> _Exercise objective_:
For the records below, report how many lines include the word "this". Only the number should appear.

> _Data shown_:
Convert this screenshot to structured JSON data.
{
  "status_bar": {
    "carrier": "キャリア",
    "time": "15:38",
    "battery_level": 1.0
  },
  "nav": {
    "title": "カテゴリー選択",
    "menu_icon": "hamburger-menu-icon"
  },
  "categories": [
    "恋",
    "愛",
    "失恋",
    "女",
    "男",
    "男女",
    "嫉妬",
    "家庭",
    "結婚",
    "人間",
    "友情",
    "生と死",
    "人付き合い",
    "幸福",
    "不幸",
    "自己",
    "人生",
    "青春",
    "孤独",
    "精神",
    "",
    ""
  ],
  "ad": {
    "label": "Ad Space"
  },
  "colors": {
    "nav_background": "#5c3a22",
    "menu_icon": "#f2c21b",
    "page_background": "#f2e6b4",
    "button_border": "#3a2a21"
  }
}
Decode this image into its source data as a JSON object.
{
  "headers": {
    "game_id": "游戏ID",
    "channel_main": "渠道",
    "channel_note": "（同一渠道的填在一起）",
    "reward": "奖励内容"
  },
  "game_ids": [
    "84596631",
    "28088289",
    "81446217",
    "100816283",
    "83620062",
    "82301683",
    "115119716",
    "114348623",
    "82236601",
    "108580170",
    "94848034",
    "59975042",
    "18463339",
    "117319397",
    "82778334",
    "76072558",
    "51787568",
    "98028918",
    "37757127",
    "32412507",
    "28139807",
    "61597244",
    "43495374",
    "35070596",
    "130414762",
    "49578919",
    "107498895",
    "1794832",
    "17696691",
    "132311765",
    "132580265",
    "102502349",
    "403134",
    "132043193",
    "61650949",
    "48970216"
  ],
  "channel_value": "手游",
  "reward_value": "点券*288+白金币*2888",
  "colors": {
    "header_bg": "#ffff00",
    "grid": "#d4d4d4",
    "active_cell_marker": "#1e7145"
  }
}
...
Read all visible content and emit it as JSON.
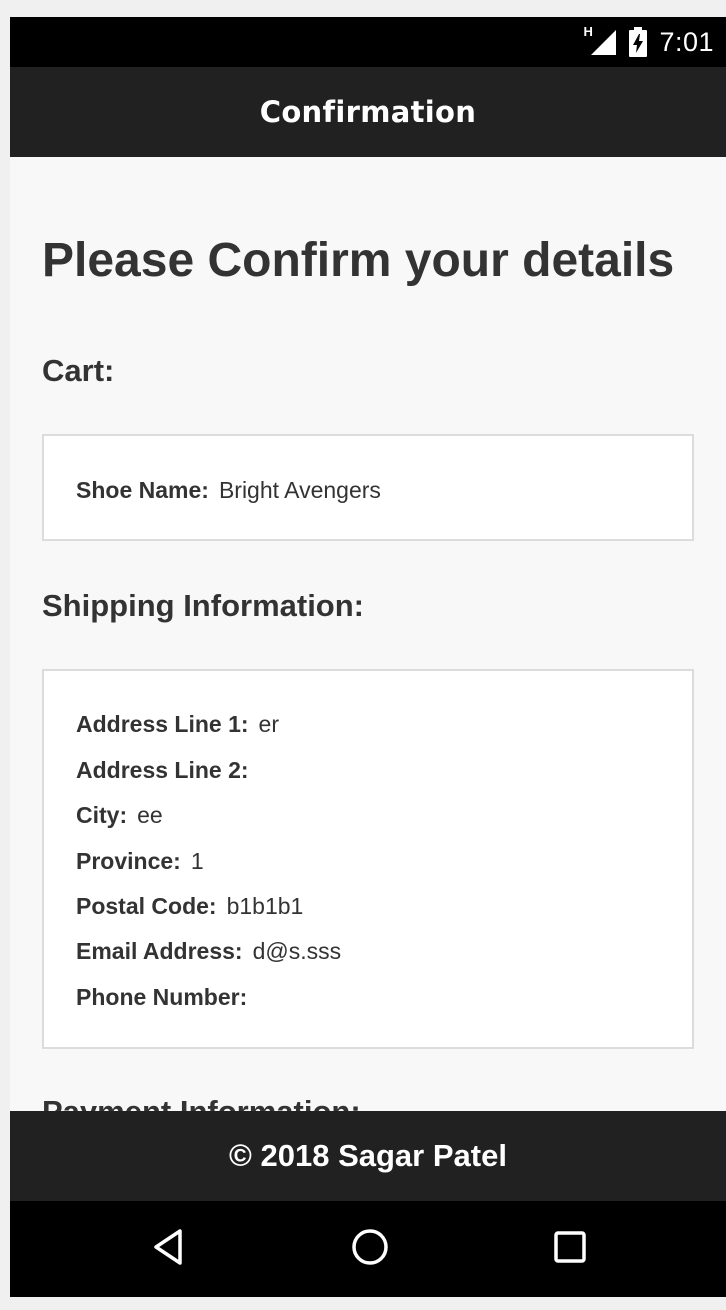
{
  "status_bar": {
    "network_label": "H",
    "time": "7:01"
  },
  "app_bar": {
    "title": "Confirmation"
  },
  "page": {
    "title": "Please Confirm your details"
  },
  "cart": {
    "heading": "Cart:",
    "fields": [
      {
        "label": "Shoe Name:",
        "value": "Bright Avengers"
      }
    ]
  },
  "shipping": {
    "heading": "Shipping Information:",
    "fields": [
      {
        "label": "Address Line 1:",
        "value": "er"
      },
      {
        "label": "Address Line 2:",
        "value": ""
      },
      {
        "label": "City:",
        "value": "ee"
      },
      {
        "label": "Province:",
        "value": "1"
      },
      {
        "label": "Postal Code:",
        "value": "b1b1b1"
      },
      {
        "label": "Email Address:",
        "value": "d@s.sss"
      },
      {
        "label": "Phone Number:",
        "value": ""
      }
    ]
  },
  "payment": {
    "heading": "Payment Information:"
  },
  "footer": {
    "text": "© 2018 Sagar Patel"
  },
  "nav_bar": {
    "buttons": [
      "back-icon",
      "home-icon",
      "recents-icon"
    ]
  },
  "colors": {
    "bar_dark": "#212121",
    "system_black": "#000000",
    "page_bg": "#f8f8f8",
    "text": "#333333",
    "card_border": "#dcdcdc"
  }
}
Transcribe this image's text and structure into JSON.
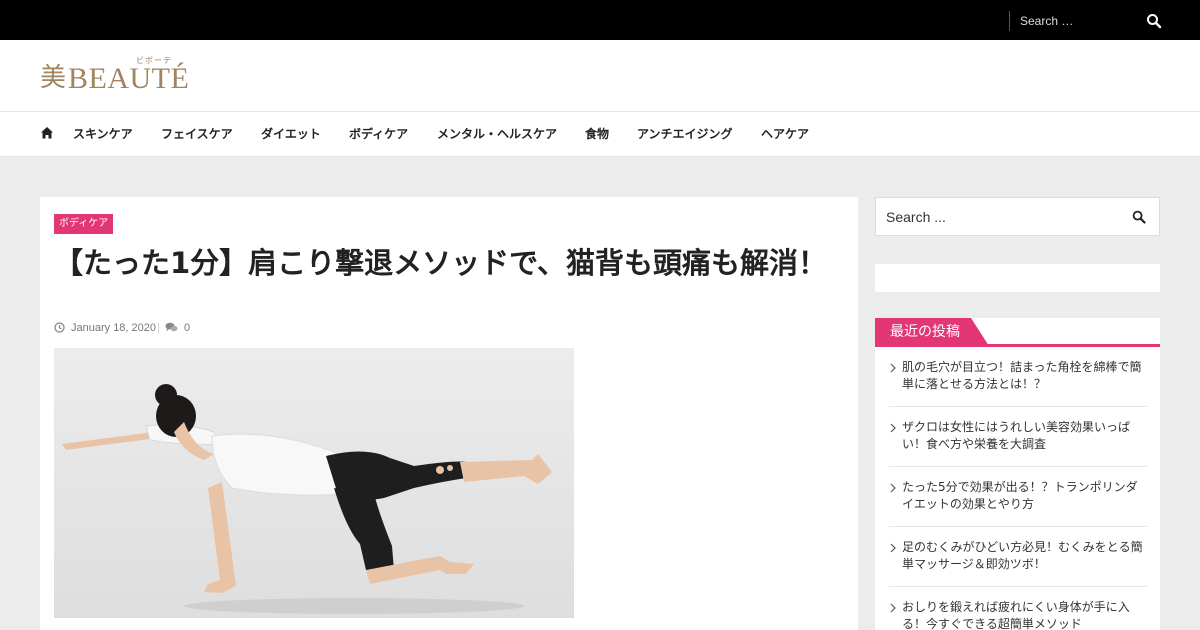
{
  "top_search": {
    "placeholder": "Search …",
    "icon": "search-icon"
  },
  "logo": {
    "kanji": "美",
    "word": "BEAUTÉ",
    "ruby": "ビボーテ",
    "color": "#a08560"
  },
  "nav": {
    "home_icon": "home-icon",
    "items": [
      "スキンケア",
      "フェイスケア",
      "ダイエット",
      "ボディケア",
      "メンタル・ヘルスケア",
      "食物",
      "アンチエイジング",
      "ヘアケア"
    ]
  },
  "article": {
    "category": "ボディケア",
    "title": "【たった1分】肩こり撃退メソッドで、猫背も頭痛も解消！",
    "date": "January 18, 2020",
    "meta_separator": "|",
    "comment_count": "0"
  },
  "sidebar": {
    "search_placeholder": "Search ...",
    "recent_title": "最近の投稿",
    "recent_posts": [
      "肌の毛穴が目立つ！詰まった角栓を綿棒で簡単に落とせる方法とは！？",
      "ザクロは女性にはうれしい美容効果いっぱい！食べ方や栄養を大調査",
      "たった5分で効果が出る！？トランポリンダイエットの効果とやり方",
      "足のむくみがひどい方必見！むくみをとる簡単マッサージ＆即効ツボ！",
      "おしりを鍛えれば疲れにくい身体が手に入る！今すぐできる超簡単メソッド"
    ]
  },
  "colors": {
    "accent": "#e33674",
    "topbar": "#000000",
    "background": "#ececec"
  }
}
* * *
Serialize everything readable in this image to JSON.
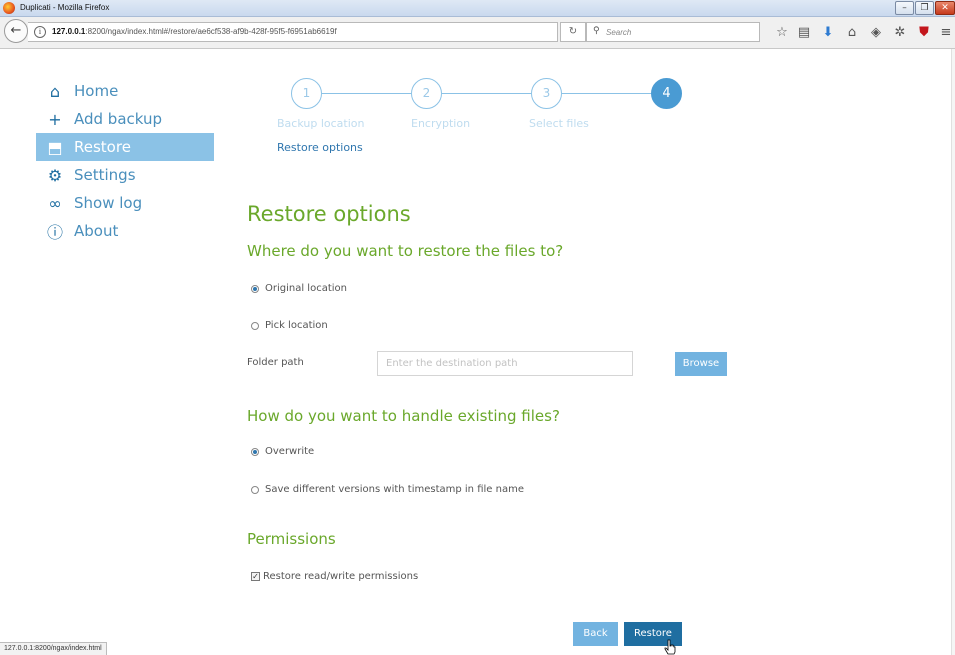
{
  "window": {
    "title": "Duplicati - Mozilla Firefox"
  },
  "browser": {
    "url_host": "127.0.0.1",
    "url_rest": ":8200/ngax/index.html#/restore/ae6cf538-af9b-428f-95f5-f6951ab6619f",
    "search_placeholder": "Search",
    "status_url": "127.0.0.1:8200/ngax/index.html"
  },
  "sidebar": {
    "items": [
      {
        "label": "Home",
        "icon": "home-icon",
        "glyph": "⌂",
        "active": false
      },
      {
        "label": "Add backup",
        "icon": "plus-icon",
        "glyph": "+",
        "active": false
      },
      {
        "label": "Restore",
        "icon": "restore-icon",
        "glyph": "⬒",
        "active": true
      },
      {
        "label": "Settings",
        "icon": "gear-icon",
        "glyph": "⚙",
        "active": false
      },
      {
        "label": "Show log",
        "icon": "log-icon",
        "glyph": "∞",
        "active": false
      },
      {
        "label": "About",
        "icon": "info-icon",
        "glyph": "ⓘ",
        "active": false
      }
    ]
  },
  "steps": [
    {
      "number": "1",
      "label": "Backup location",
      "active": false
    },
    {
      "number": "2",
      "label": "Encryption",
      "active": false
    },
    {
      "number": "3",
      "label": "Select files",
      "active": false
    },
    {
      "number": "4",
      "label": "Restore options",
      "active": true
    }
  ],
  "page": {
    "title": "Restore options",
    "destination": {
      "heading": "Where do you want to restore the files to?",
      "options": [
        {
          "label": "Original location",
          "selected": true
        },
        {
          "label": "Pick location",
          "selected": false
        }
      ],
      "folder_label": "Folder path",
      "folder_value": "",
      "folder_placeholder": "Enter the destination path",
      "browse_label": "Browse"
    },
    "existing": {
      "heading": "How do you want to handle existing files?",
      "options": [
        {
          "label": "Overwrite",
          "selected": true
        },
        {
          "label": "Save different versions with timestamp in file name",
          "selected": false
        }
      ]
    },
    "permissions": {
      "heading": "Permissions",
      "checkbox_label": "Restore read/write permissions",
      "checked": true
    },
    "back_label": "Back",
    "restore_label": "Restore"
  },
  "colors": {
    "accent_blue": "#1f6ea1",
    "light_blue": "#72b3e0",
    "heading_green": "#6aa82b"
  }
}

> _Exercise output_:
4